#### Aim of the task:
Excluding images, repeat the data exactly as given.

↓

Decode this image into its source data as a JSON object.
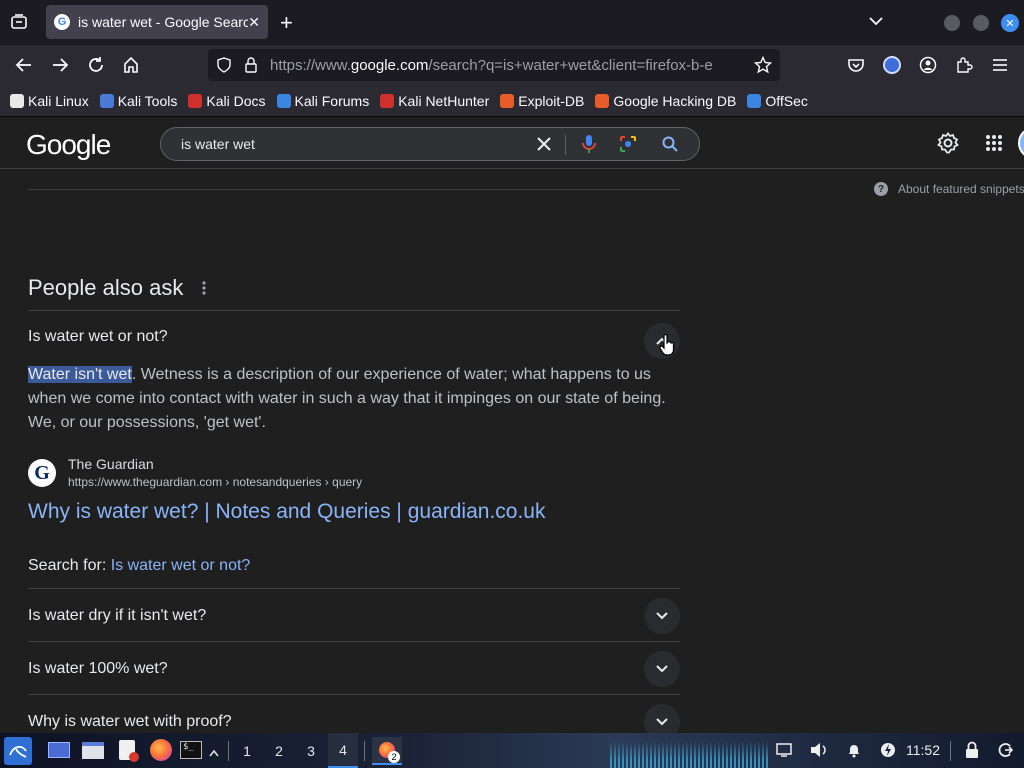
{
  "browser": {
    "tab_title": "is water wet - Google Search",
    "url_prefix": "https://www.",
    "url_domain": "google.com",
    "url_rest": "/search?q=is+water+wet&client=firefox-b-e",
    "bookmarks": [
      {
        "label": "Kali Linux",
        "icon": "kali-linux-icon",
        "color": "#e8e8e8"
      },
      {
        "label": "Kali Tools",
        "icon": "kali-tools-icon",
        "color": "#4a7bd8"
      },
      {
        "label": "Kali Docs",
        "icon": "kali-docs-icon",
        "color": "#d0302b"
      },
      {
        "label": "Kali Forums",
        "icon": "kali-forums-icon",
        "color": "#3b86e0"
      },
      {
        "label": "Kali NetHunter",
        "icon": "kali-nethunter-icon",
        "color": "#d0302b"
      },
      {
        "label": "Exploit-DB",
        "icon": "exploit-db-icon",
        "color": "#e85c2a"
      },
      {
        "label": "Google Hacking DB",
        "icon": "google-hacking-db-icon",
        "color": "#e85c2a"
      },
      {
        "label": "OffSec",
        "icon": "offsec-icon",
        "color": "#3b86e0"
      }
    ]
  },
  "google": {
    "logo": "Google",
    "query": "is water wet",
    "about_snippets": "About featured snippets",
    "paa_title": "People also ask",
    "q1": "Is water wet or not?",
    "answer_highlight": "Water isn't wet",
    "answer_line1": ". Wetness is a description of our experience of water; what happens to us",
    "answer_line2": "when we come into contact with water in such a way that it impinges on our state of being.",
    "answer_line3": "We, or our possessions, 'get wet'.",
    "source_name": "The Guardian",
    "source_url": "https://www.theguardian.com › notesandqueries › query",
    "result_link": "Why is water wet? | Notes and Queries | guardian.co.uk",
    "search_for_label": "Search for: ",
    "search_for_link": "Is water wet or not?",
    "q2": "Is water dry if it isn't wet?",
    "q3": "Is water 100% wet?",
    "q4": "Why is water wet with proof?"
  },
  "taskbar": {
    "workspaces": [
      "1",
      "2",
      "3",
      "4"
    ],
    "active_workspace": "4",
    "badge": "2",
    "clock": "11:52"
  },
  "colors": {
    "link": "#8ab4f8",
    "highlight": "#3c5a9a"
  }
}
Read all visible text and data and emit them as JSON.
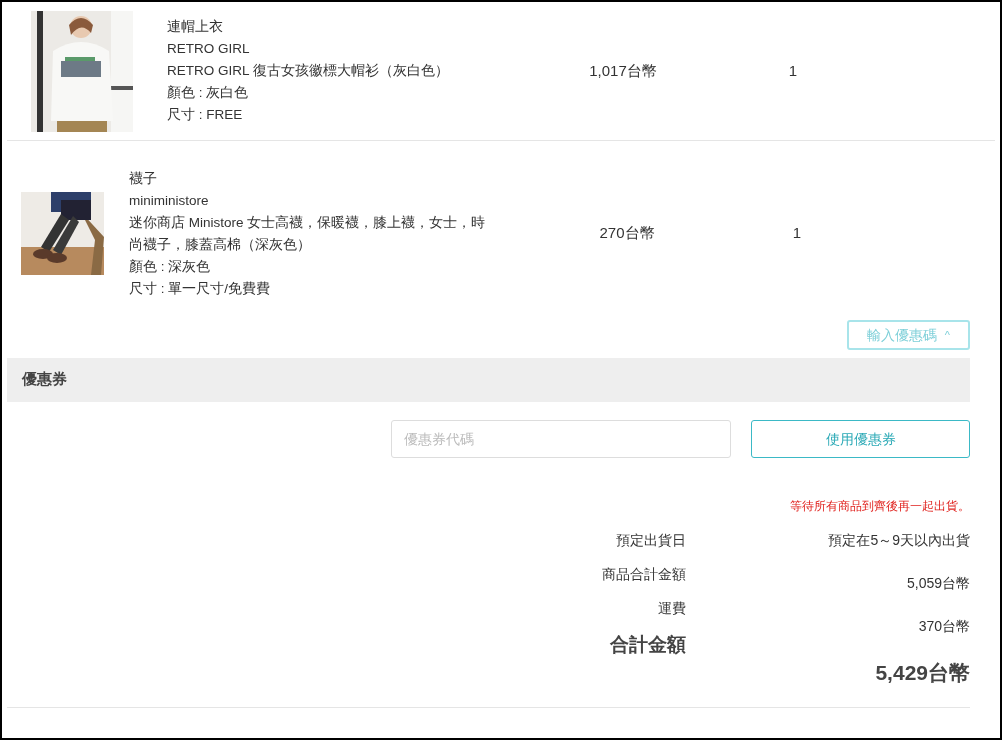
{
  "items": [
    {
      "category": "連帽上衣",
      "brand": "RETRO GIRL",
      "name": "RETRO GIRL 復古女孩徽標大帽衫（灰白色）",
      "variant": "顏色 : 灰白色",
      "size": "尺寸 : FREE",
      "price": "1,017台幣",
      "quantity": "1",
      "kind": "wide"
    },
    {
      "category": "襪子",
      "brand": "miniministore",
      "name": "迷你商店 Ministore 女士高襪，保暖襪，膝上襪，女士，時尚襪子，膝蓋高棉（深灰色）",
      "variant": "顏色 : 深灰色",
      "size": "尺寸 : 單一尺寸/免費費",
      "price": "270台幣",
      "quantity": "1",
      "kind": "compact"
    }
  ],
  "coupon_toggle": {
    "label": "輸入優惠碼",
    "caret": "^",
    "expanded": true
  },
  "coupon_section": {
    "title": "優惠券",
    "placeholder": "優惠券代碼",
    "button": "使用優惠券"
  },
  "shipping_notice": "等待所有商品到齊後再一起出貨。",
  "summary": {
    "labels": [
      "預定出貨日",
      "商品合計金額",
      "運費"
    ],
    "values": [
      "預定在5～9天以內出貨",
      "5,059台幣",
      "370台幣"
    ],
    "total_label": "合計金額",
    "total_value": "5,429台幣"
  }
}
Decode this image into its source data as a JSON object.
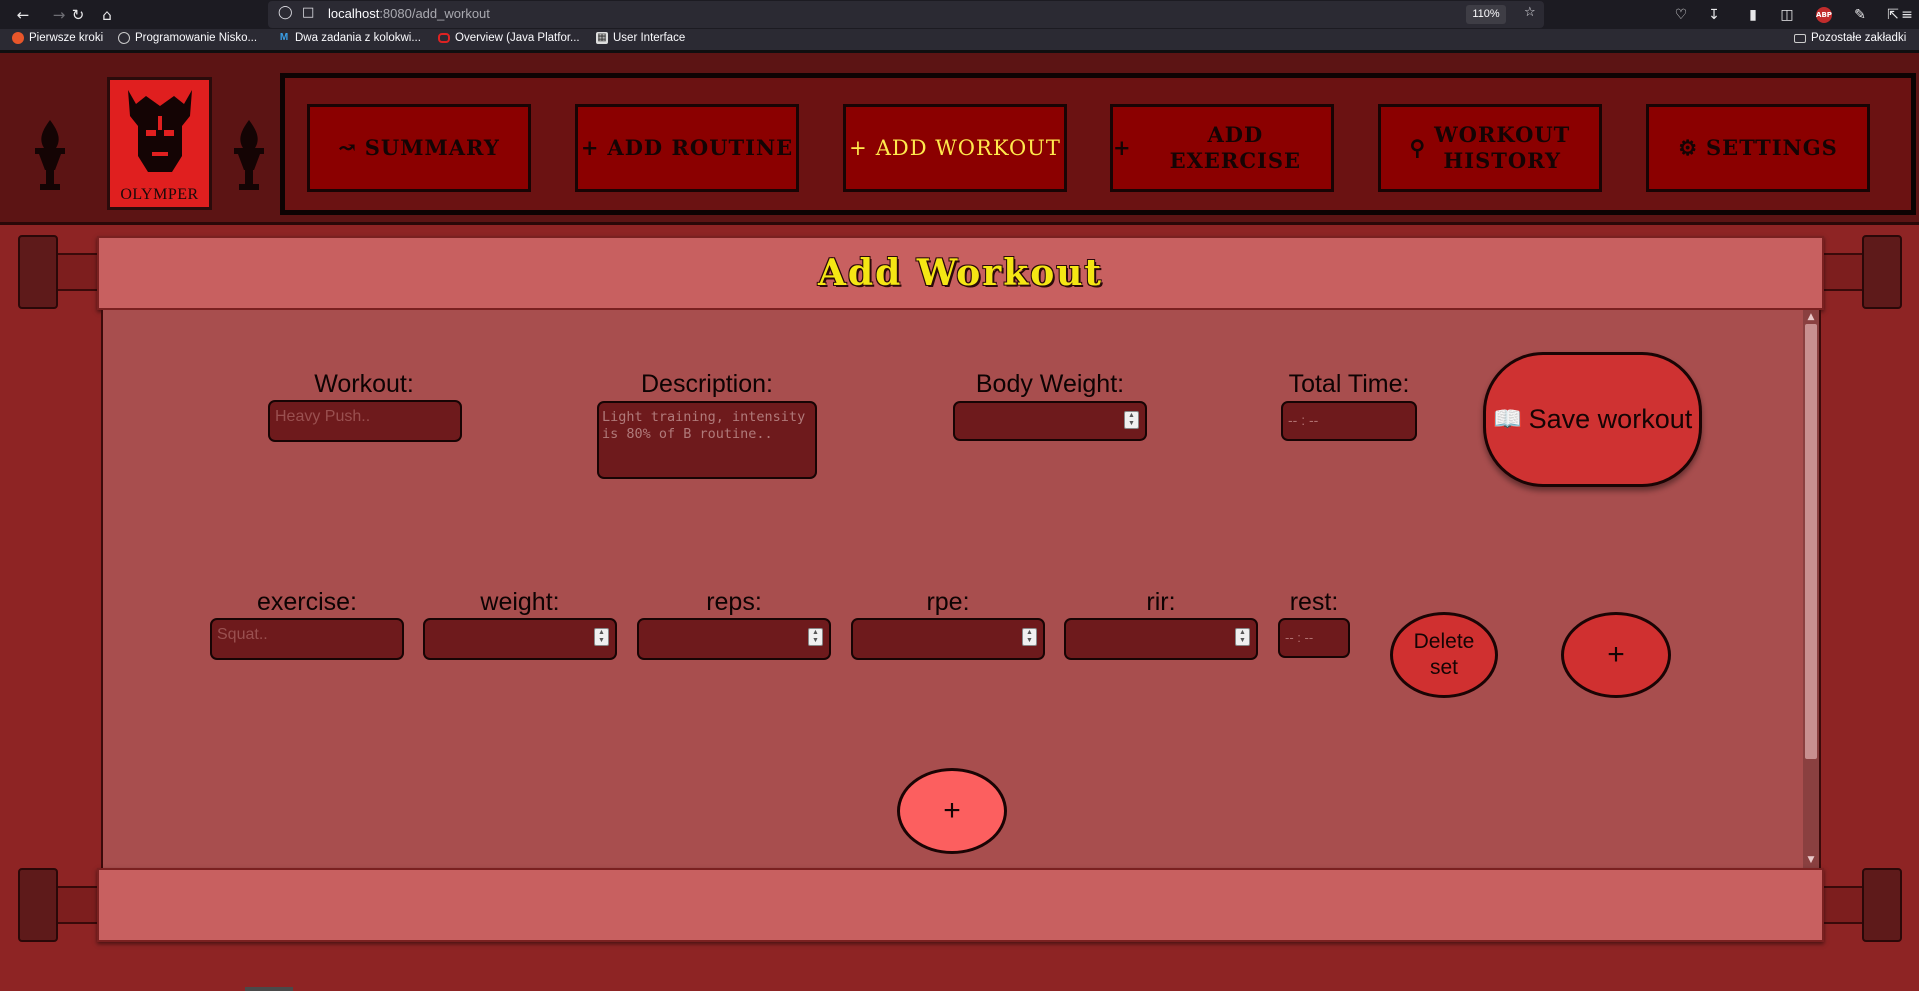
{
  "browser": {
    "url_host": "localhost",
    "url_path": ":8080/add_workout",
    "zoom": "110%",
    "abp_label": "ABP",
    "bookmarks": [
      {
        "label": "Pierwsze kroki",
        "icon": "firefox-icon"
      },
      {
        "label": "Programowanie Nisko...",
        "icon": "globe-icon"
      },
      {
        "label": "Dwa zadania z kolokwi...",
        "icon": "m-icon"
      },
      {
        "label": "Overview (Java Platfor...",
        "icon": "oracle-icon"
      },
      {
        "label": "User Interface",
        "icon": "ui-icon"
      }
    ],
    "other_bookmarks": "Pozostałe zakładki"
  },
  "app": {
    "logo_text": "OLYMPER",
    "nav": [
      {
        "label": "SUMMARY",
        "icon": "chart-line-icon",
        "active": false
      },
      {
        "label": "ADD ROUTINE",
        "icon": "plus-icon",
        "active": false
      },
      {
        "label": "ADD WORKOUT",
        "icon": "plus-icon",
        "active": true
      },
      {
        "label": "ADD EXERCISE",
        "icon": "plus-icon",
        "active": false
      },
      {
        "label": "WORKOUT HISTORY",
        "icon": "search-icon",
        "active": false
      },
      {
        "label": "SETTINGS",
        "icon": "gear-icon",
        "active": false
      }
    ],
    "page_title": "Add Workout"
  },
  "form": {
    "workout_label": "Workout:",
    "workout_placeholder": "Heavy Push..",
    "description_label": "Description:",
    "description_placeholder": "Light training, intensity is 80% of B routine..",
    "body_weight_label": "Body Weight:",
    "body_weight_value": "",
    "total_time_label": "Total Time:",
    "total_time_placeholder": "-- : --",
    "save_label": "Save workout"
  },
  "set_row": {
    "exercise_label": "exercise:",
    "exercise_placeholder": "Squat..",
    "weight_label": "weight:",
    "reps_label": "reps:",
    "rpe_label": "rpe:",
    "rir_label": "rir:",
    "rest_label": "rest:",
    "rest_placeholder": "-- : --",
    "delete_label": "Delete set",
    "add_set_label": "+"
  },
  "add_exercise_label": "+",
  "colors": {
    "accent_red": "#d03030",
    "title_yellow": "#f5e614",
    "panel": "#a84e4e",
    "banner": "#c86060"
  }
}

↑

#### Output of the exercise:
Decode this image into its source data as a JSON object.
{
  "browser": {
    "tab_title": "is water wet - Google Search",
    "url_prefix": "https://www.",
    "url_domain": "google.com",
    "url_rest": "/search?q=is+water+wet&client=firefox-b-e",
    "bookmarks": [
      {
        "label": "Kali Linux",
        "icon": "kali-linux-icon",
        "color": "#e8e8e8"
      },
      {
        "label": "Kali Tools",
        "icon": "kali-tools-icon",
        "color": "#4a7bd8"
      },
      {
        "label": "Kali Docs",
        "icon": "kali-docs-icon",
        "color": "#d0302b"
      },
      {
        "label": "Kali Forums",
        "icon": "kali-forums-icon",
        "color": "#3b86e0"
      },
      {
        "label": "Kali NetHunter",
        "icon": "kali-nethunter-icon",
        "color": "#d0302b"
      },
      {
        "label": "Exploit-DB",
        "icon": "exploit-db-icon",
        "color": "#e85c2a"
      },
      {
        "label": "Google Hacking DB",
        "icon": "google-hacking-db-icon",
        "color": "#e85c2a"
      },
      {
        "label": "OffSec",
        "icon": "offsec-icon",
        "color": "#3b86e0"
      }
    ]
  },
  "google": {
    "logo": "Google",
    "query": "is water wet",
    "about_snippets": "About featured snippets",
    "paa_title": "People also ask",
    "q1": "Is water wet or not?",
    "answer_highlight": "Water isn't wet",
    "answer_line1": ". Wetness is a description of our experience of water; what happens to us",
    "answer_line2": "when we come into contact with water in such a way that it impinges on our state of being.",
    "answer_line3": "We, or our possessions, 'get wet'.",
    "source_name": "The Guardian",
    "source_url": "https://www.theguardian.com › notesandqueries › query",
    "result_link": "Why is water wet? | Notes and Queries | guardian.co.uk",
    "search_for_label": "Search for: ",
    "search_for_link": "Is water wet or not?",
    "q2": "Is water dry if it isn't wet?",
    "q3": "Is water 100% wet?",
    "q4": "Why is water wet with proof?"
  },
  "taskbar": {
    "workspaces": [
      "1",
      "2",
      "3",
      "4"
    ],
    "active_workspace": "4",
    "badge": "2",
    "clock": "11:52"
  },
  "colors": {
    "link": "#8ab4f8",
    "highlight": "#3c5a9a"
  }
}
Read all visible text and data and emit them as JSON.
{
  "items": [
    {
      "category": "連帽上衣",
      "brand": "RETRO GIRL",
      "name": "RETRO GIRL 復古女孩徽標大帽衫（灰白色）",
      "variant": "顏色 : 灰白色",
      "size": "尺寸 : FREE",
      "price": "1,017台幣",
      "quantity": "1",
      "kind": "wide"
    },
    {
      "category": "襪子",
      "brand": "miniministore",
      "name": "迷你商店 Ministore 女士高襪，保暖襪，膝上襪，女士，時尚襪子，膝蓋高棉（深灰色）",
      "variant": "顏色 : 深灰色",
      "size": "尺寸 : 單一尺寸/免費費",
      "price": "270台幣",
      "quantity": "1",
      "kind": "compact"
    }
  ],
  "coupon_toggle": {
    "label": "輸入優惠碼",
    "caret": "^",
    "expanded": true
  },
  "coupon_section": {
    "title": "優惠券",
    "placeholder": "優惠券代碼",
    "button": "使用優惠券"
  },
  "shipping_notice": "等待所有商品到齊後再一起出貨。",
  "summary": {
    "labels": [
      "預定出貨日",
      "商品合計金額",
      "運費"
    ],
    "values": [
      "預定在5～9天以內出貨",
      "5,059台幣",
      "370台幣"
    ],
    "total_label": "合計金額",
    "total_value": "5,429台幣"
  }
}
Decode this image into its source data as a JSON object.
{
  "browser": {
    "url_host": "localhost",
    "url_path": ":8080/add_workout",
    "zoom": "110%",
    "abp_label": "ABP",
    "bookmarks": [
      {
        "label": "Pierwsze kroki",
        "icon": "firefox-icon"
      },
      {
        "label": "Programowanie Nisko...",
        "icon": "globe-icon"
      },
      {
        "label": "Dwa zadania z kolokwi...",
        "icon": "m-icon"
      },
      {
        "label": "Overview (Java Platfor...",
        "icon": "oracle-icon"
      },
      {
        "label": "User Interface",
        "icon": "ui-icon"
      }
    ],
    "other_bookmarks": "Pozostałe zakładki"
  },
  "app": {
    "logo_text": "OLYMPER",
    "nav": [
      {
        "label": "SUMMARY",
        "icon": "chart-line-icon",
        "active": false
      },
      {
        "label": "ADD ROUTINE",
        "icon": "plus-icon",
        "active": false
      },
      {
        "label": "ADD WORKOUT",
        "icon": "plus-icon",
        "active": true
      },
      {
        "label": "ADD EXERCISE",
        "icon": "plus-icon",
        "active": false
      },
      {
        "label": "WORKOUT HISTORY",
        "icon": "search-icon",
        "active": false
      },
      {
        "label": "SETTINGS",
        "icon": "gear-icon",
        "active": false
      }
    ],
    "page_title": "Add Workout"
  },
  "form": {
    "workout_label": "Workout:",
    "workout_placeholder": "Heavy Push..",
    "description_label": "Description:",
    "description_placeholder": "Light training, intensity is 80% of B routine..",
    "body_weight_label": "Body Weight:",
    "body_weight_value": "",
    "total_time_label": "Total Time:",
    "total_time_placeholder": "-- : --",
    "save_label": "Save workout"
  },
  "set_row": {
    "exercise_label": "exercise:",
    "exercise_placeholder": "Squat..",
    "weight_label": "weight:",
    "reps_label": "reps:",
    "rpe_label": "rpe:",
    "rir_label": "rir:",
    "rest_label": "rest:",
    "rest_placeholder": "-- : --",
    "delete_label": "Delete set",
    "add_set_label": "+"
  },
  "add_exercise_label": "+",
  "colors": {
    "accent_red": "#d03030",
    "title_yellow": "#f5e614",
    "panel": "#a84e4e",
    "banner": "#c86060"
  }
}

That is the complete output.